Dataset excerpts

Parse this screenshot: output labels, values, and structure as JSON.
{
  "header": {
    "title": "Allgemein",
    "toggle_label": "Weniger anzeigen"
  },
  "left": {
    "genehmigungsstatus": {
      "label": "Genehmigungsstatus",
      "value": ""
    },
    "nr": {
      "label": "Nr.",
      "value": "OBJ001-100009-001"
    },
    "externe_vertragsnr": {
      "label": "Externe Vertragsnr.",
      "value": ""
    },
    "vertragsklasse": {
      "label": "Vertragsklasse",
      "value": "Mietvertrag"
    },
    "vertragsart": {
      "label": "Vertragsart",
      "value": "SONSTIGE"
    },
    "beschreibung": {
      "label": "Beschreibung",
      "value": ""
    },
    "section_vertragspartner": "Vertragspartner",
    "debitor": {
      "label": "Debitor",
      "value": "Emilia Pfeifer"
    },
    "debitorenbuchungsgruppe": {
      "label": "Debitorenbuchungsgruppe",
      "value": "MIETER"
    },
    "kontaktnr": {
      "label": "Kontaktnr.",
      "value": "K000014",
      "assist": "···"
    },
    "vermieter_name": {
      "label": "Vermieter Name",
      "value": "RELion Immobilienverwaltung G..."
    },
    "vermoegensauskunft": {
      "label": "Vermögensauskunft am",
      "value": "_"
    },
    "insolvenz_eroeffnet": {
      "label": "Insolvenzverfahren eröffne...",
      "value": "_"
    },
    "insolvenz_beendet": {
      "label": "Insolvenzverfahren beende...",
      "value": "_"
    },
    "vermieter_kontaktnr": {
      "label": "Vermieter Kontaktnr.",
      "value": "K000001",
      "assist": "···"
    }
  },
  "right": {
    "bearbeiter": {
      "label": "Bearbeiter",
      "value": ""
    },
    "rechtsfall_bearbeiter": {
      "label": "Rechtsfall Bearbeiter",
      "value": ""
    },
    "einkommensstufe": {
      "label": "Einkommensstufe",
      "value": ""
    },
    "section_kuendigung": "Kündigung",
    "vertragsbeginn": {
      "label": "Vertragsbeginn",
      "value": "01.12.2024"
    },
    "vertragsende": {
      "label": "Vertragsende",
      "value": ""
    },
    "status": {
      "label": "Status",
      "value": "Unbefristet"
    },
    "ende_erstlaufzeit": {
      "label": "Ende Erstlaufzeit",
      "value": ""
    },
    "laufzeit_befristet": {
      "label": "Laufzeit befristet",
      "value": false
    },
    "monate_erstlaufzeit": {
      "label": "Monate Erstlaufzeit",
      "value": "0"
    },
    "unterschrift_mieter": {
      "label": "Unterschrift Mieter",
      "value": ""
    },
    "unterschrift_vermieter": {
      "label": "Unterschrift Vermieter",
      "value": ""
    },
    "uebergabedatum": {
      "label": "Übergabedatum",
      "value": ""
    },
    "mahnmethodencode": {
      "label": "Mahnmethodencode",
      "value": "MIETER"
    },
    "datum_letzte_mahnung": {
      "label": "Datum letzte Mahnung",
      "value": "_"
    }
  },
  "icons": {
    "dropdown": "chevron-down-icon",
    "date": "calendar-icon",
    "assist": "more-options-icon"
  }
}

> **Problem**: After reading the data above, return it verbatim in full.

> **Solution below**:
Parse this screenshot: output labels, values, and structure as JSON.
{
  "header": {
    "title": "Allgemein",
    "toggle_label": "Weniger anzeigen"
  },
  "left": {
    "genehmigungsstatus": {
      "label": "Genehmigungsstatus",
      "value": ""
    },
    "nr": {
      "label": "Nr.",
      "value": "OBJ001-100009-001"
    },
    "externe_vertragsnr": {
      "label": "Externe Vertragsnr.",
      "value": ""
    },
    "vertragsklasse": {
      "label": "Vertragsklasse",
      "value": "Mietvertrag"
    },
    "vertragsart": {
      "label": "Vertragsart",
      "value": "SONSTIGE"
    },
    "beschreibung": {
      "label": "Beschreibung",
      "value": ""
    },
    "section_vertragspartner": "Vertragspartner",
    "debitor": {
      "label": "Debitor",
      "value": "Emilia Pfeifer"
    },
    "debitorenbuchungsgruppe": {
      "label": "Debitorenbuchungsgruppe",
      "value": "MIETER"
    },
    "kontaktnr": {
      "label": "Kontaktnr.",
      "value": "K000014",
      "assist": "···"
    },
    "vermieter_name": {
      "label": "Vermieter Name",
      "value": "RELion Immobilienverwaltung G..."
    },
    "vermoegensauskunft": {
      "label": "Vermögensauskunft am",
      "value": "_"
    },
    "insolvenz_eroeffnet": {
      "label": "Insolvenzverfahren eröffne...",
      "value": "_"
    },
    "insolvenz_beendet": {
      "label": "Insolvenzverfahren beende...",
      "value": "_"
    },
    "vermieter_kontaktnr": {
      "label": "Vermieter Kontaktnr.",
      "value": "K000001",
      "assist": "···"
    }
  },
  "right": {
    "bearbeiter": {
      "label": "Bearbeiter",
      "value": ""
    },
    "rechtsfall_bearbeiter": {
      "label": "Rechtsfall Bearbeiter",
      "value": ""
    },
    "einkommensstufe": {
      "label": "Einkommensstufe",
      "value": ""
    },
    "section_kuendigung": "Kündigung",
    "vertragsbeginn": {
      "label": "Vertragsbeginn",
      "value": "01.12.2024"
    },
    "vertragsende": {
      "label": "Vertragsende",
      "value": ""
    },
    "status": {
      "label": "Status",
      "value": "Unbefristet"
    },
    "ende_erstlaufzeit": {
      "label": "Ende Erstlaufzeit",
      "value": ""
    },
    "laufzeit_befristet": {
      "label": "Laufzeit befristet",
      "value": false
    },
    "monate_erstlaufzeit": {
      "label": "Monate Erstlaufzeit",
      "value": "0"
    },
    "unterschrift_mieter": {
      "label": "Unterschrift Mieter",
      "value": ""
    },
    "unterschrift_vermieter": {
      "label": "Unterschrift Vermieter",
      "value": ""
    },
    "uebergabedatum": {
      "label": "Übergabedatum",
      "value": ""
    },
    "mahnmethodencode": {
      "label": "Mahnmethodencode",
      "value": "MIETER"
    },
    "datum_letzte_mahnung": {
      "label": "Datum letzte Mahnung",
      "value": "_"
    }
  },
  "icons": {
    "dropdown": "chevron-down-icon",
    "date": "calendar-icon",
    "assist": "more-options-icon"
  }
}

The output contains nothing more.